The current version of MOXIE is small by design, in order to fit aboard the Perseverance rover. It was built to run for short periods, starting up and shutting down with each run, depending on the rover’s exploration schedule and mission responsibilities. In contrast, a full-scale oxygen factory for Mars would include larger units that would ideally run continuously.
Despite the necessary constraints in MOXIE’s current design, the instrument has shown it can efficiently and reliably convert Mars’ atmosphere into pure oxygen. It does so by first pulling the Martian air in through a filter that cleans it of contaminants. The air is then pressurized, and sent through the Solid OXide Electrolyzer (SOXE). This instrument, which was developed and built by OxEon Energy, electrochemically splits the carbon dioxide-rich air into oxygen ions and carbon monoxide.
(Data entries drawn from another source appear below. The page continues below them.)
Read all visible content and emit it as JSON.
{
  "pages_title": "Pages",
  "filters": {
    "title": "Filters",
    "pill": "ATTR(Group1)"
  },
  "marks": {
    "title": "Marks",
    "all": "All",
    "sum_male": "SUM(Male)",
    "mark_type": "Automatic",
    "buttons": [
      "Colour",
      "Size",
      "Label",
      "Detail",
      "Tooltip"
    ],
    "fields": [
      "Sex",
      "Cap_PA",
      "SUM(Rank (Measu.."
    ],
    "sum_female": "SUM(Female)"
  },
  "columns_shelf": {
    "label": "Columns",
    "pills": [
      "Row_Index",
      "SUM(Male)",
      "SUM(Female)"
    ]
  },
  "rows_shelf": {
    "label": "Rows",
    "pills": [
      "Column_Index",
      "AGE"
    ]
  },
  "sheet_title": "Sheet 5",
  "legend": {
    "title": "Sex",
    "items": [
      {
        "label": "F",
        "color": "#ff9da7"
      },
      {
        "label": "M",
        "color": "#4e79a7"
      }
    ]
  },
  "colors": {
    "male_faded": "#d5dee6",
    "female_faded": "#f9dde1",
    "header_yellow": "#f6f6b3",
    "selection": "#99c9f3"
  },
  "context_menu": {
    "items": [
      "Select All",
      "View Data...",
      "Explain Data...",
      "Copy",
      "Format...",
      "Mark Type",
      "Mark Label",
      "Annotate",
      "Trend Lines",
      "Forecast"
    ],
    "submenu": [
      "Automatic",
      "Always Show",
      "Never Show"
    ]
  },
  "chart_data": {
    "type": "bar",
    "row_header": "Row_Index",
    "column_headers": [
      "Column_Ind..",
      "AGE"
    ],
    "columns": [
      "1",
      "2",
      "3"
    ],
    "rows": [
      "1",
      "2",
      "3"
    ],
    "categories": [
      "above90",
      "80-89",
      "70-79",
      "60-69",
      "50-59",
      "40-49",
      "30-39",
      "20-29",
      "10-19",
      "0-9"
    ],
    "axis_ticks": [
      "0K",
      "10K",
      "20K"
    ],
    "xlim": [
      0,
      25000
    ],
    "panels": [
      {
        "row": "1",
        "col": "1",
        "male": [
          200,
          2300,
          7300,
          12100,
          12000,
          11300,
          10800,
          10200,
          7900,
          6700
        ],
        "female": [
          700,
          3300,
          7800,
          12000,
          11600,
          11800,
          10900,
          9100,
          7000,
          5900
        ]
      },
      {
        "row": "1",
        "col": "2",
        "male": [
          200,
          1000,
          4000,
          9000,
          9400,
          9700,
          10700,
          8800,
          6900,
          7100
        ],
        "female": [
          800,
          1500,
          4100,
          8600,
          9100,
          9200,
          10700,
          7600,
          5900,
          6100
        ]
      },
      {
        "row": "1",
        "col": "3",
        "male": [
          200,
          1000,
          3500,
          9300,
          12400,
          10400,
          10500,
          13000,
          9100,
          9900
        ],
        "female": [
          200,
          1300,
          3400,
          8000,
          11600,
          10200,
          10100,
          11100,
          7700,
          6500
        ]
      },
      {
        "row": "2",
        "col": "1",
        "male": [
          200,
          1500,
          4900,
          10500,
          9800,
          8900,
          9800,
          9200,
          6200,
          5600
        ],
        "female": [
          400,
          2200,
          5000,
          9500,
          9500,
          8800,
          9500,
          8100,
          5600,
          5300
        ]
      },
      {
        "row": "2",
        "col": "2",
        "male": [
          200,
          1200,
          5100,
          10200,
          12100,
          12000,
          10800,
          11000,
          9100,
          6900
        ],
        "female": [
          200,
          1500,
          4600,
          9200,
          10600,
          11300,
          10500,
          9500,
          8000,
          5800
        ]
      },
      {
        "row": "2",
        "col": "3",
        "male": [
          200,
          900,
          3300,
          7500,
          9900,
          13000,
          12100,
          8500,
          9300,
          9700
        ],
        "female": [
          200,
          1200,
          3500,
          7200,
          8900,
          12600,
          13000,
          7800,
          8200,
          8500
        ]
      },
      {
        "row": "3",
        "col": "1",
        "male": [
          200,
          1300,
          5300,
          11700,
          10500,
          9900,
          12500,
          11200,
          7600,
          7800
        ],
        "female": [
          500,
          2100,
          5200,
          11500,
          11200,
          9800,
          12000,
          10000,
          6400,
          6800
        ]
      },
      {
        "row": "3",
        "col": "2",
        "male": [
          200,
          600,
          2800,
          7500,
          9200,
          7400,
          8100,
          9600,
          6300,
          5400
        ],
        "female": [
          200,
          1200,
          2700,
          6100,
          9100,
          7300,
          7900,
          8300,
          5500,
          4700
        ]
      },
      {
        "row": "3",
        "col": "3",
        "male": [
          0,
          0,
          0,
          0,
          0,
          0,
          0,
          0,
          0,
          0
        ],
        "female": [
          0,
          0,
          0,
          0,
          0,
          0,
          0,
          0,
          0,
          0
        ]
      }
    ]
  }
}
The oxygen ions are then isolated and recombined to form breathable, molecular oxygen, or O2. MOXIE then measures this output for quantity and purity before releasing it harmlessly back into the air, along with carbon monoxide and other atmospheric gases.
Since the rover’s landing in February 2021, MOXIE engineers have started up the instrument seven times throughout the Martian year. Each time it takes a few hours to warm up, then another hour to make oxygen before powering back down. Each run was scheduled for a different time of day or night, and in different seasons, to check whether MOXIE could accommodate shifts in the planet’s atmospheric conditions.
“The atmosphere of Mars is far more variable than Earth,” Hoffman notes. “The density of the air can vary by a factor of two through the year, and the temperature can vary by 100 degrees. One objective is to show we can run in all seasons.”
So far, MOXIE has demonstrated that it can make oxygen at almost any time of the Martian day and year.
“The only thing we have not demonstrated is running at dawn or dusk, when the temperature is changing substantially,” Hecht says. “We do have an ace up our sleeve that will let us do that, and once we test that in the lab, we can reach that last milestone to show we can really run any time.”
Ahead of the game
As MOXIE continues to generate oxygen on Mars, engineers plan to push its capacity, and increase its production, particularly in the Martian spring, when atmospheric density and carbon dioxide levels are high.
“The next run coming up will be during the highest density of the year, and we just want to make as much oxygen as we can,” Hecht says. “So we’ll set everything as high as we dare, and let it run as long as we can.”
They will also monitor the system for indications of wear and tear. Since MOXIE is just one experiment among several aboard the Perseverance rover, it cannot run continuously as a full-scale system would. Instead, the instrument must start up and shut down with each run. This causes thermal stress that can degrade the system over time.
If MOXIE can operate successfully despite repeatedly turning on and off, this would suggest that a full-scale system, designed to run continuously, could do so for thousands of hours.
“To support a human mission to Mars, we have to bring a lot of stuff from Earth, like computers, spacesuits, and habitats,” Hoffman says. “But dumb old oxygen? If you can make it there, go for it — you’re way ahead of the game.”
Reference: “Mars Oxygen ISRU Experiment (MOXIE)—Preparing for human Mars exploration” by Jeffrey A. Hoffman, Michael H. Hecht, Donald Rapp, Joseph J. Hartvigsen, Jason G. SooHoo, Asad M. Aboobaker, John B. McClean, Andrew M. Liu, Eric D. Hinterman, Maya Nasr, Shravan Hariharan, Kyle J. Horn, Forrest E. Meyen, Harald Okkels, Parker Steen, Singaravelu Elangovan, Christopher R. Graves, Piyush Khopkar, Morten B. Madsen, Gerald E. Voecks, Peter H. Smith, Theis L. Skafte, Koorosh R. Araghi and David J. Eisenman, 31 August 2022, Science Advances.
This research was supported, in part, by NASA.